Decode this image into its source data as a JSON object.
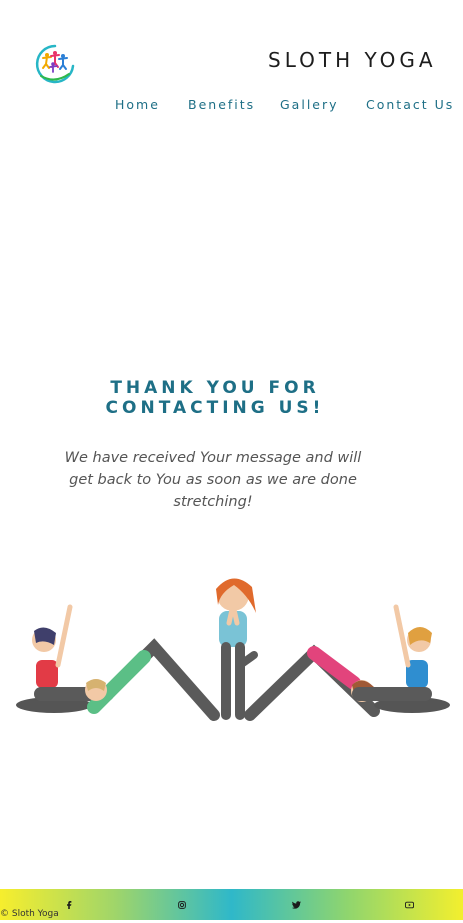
{
  "brand": {
    "logo_icon": "yoga-people-circle-logo",
    "title": "SLOTH YOGA"
  },
  "nav": {
    "items": [
      {
        "label": "Home"
      },
      {
        "label": "Benefits"
      },
      {
        "label": "Gallery"
      },
      {
        "label": "Contact Us"
      }
    ]
  },
  "main": {
    "heading_line1": "THANK YOU FOR",
    "heading_line2": "CONTACTING US!",
    "message": "We have received Your message and will get back to You as soon as we are done stretching!",
    "illustration_icon": "yoga-kids-poses-illustration"
  },
  "footer": {
    "icons": [
      "facebook-icon",
      "instagram-icon",
      "twitter-icon",
      "youtube-icon"
    ],
    "copyright": "© Sloth Yoga",
    "gradient_colors": [
      "#f7ee2d",
      "#2fb8c9"
    ]
  },
  "colors": {
    "accent": "#1e6f86",
    "text_dark": "#1d1d1d",
    "message_text": "#555555"
  }
}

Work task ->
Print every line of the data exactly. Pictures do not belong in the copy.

Answer for the task ->
Decode this image into its source data as a JSON object.
{
  "brand": {
    "logo_icon": "yoga-people-circle-logo",
    "title": "SLOTH YOGA"
  },
  "nav": {
    "items": [
      {
        "label": "Home"
      },
      {
        "label": "Benefits"
      },
      {
        "label": "Gallery"
      },
      {
        "label": "Contact Us"
      }
    ]
  },
  "main": {
    "heading_line1": "THANK YOU FOR",
    "heading_line2": "CONTACTING US!",
    "message": "We have received Your message and will get back to You as soon as we are done stretching!",
    "illustration_icon": "yoga-kids-poses-illustration"
  },
  "footer": {
    "icons": [
      "facebook-icon",
      "instagram-icon",
      "twitter-icon",
      "youtube-icon"
    ],
    "copyright": "© Sloth Yoga",
    "gradient_colors": [
      "#f7ee2d",
      "#2fb8c9"
    ]
  },
  "colors": {
    "accent": "#1e6f86",
    "text_dark": "#1d1d1d",
    "message_text": "#555555"
  }
}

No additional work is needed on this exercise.